by Lindsay Kyte
A properly put together acting résumé can be essential to a successful audition for performing artists. It is an important tool. It's the ticket to getting noticed, to getting auditions and to getting parts. Therefore, an improperly done resume is a huge hindrance to an actor's career.
Gary Vermeir, of the Maritimes branch of the Alliance of Canadian Cinema, Television and Radio Artists (ACTRA ), says the most common mistake made with acting résumés is a muddy layout. "The auditioner wants to be able to scan it quickly and have the pertinent information jump out at him," he says.
Diane Nyland-Proctor, director and choreographer of Anne of Green Gables-The Musical, agrees. "The cleaner the better. In the audition room, you have to be able to go through them in a heartbeat."
Both Vermeir and Nyland-Proctor insist that résumés should only be one page. This page should have an actor's name at the top, height, weight, eye and hair colour, vocal range, whether equity or non-equity (professional or non), agency (if applicable), and contact information. Clothing sizes are unnecessary clutter, says Nyland-Proctor.
Listing your date of birth may limit casting potential, says Nyland-Proctor. "For example, if I was looking for someone that was kind of mid-twenties, and all of a sudden I look up and see that this really sophisticated young girl is really only seventeen, yes, it could affect casting."
After personal information, the next category is experience, says Vermeir. This should be separated into two categories: stage and "film and television." Nyland-Proctor suggests, "If you are going to a theatrical audition, it's a good idea to have your theatrical experience at the top. If you're going into a television or film audition, it's a good idea to have a résumé that just switches that around and have film at the top."
Nyland-Proctor says experience should be listed in columns.
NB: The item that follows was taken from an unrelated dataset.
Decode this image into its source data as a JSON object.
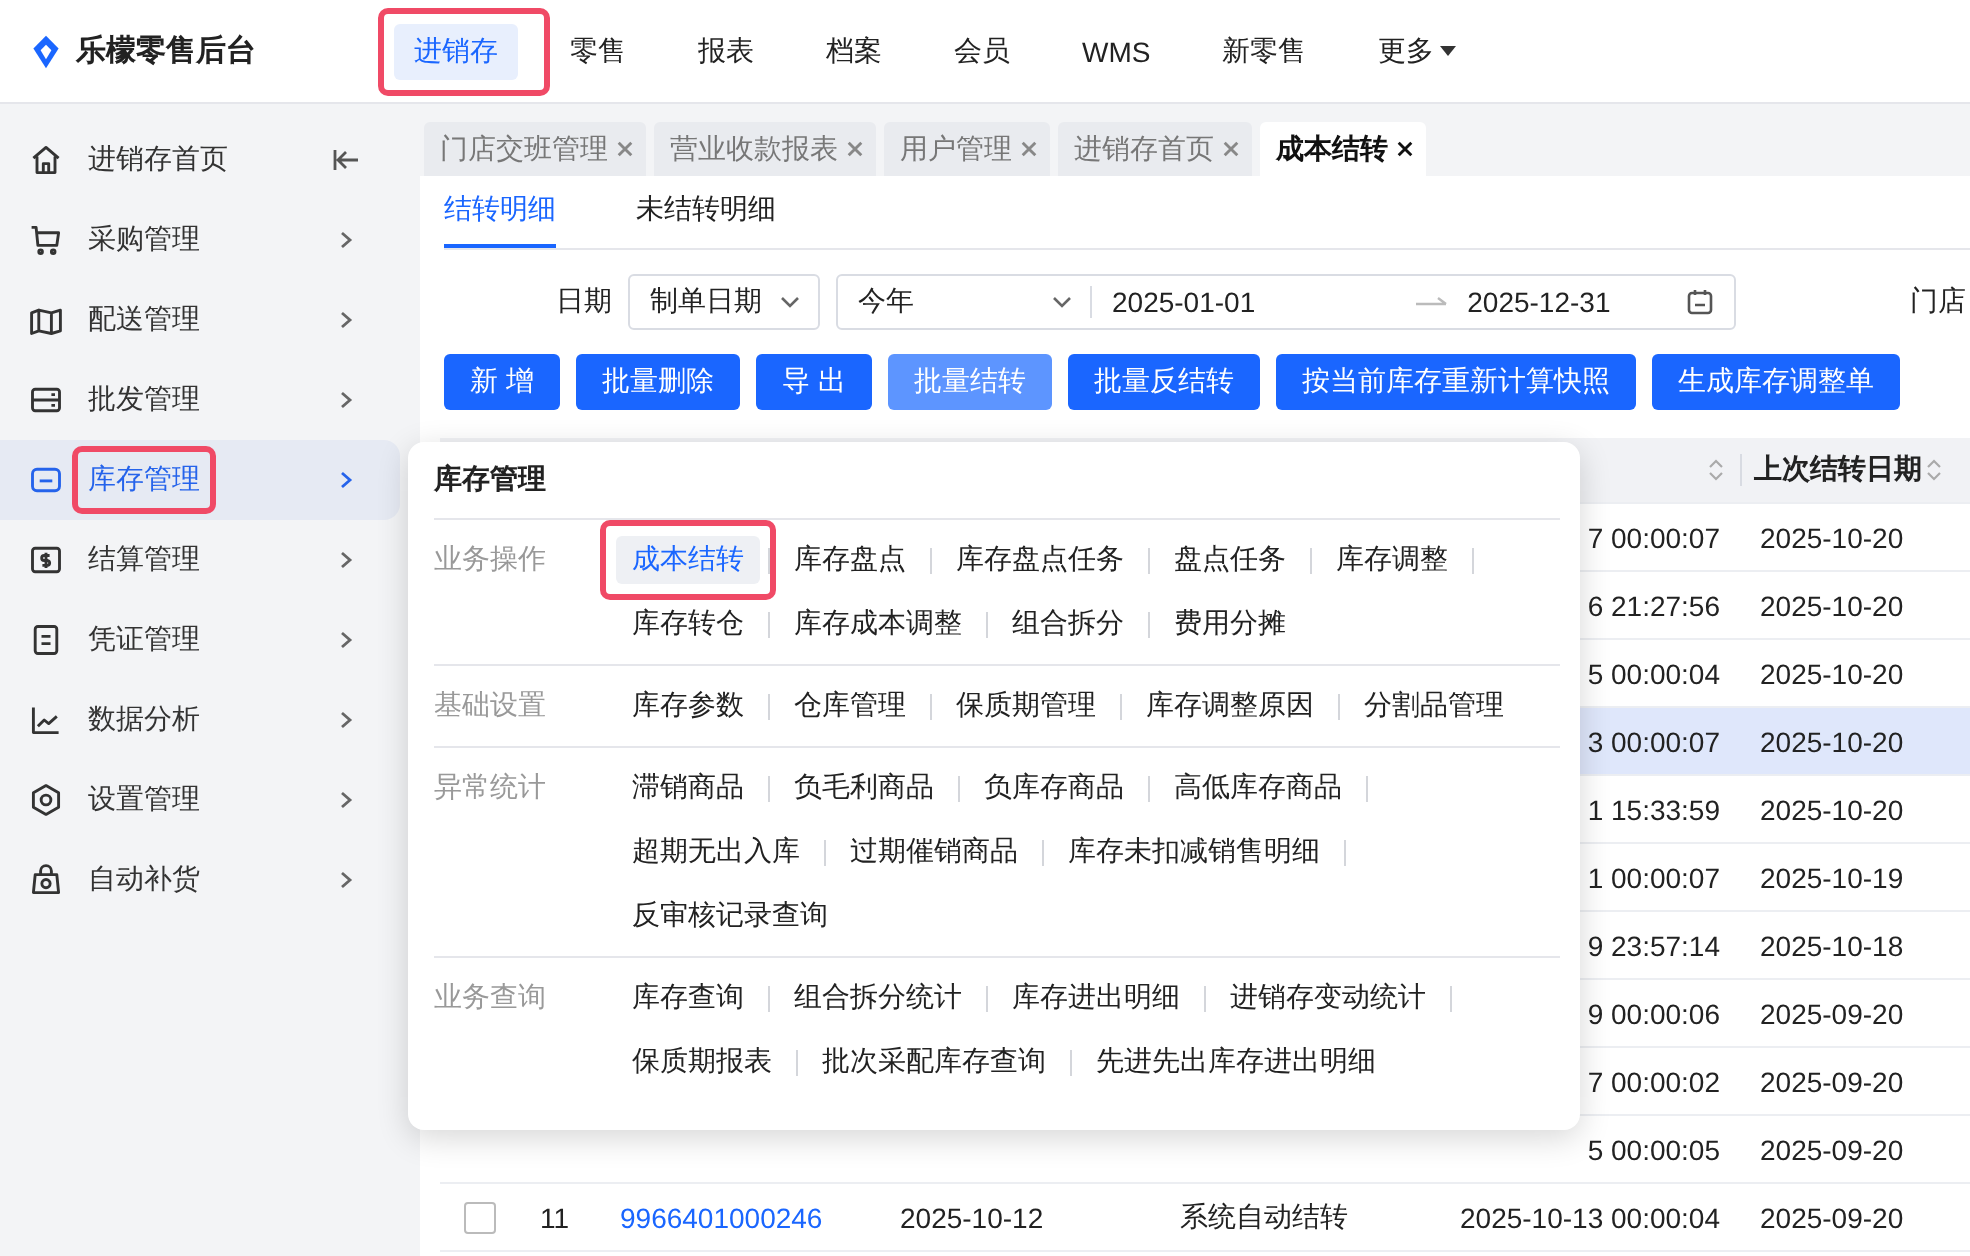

Productions are listed in the left-hand column, the character portrayed in the middle column, and the venue and director on the right. "By doing it that way," she says," I can rake through their résumé in a moment's notice."
The category below is "training," which should list an actor's training and instructor, says Nyland-Proctor. Finally, the last category is "special skills." Vermeir says any skill useful towards a production should be listed here. "If you are a skilled ballroom dancer or voted the best bartender in town-add it. You never know what skills the next role is going to require."
Vermeir warns against comic additions to this section. "`Great kisser' or silly things like that just waste everybody's time." As well, Vermeir says not to add skills like "various dialects" unless absolutely true. "If all your British accents sound like a drunken Ringo Starr," he says, "then you shouldn't be claiming to be a dialect specialist."
Lastly, Nyland-Proctor says actors should attach their résumés to their photos, with the blank part of a résumé facing the blank part of a photo. Therefore, when the director flips the picture over, the résumé is on the other side. Nyland-Proctor gives her Charlottetown show as an example. "We have gone through in the area of 1100 photos and résumés, so if it is not attached, the chances of it wandering are pretty good."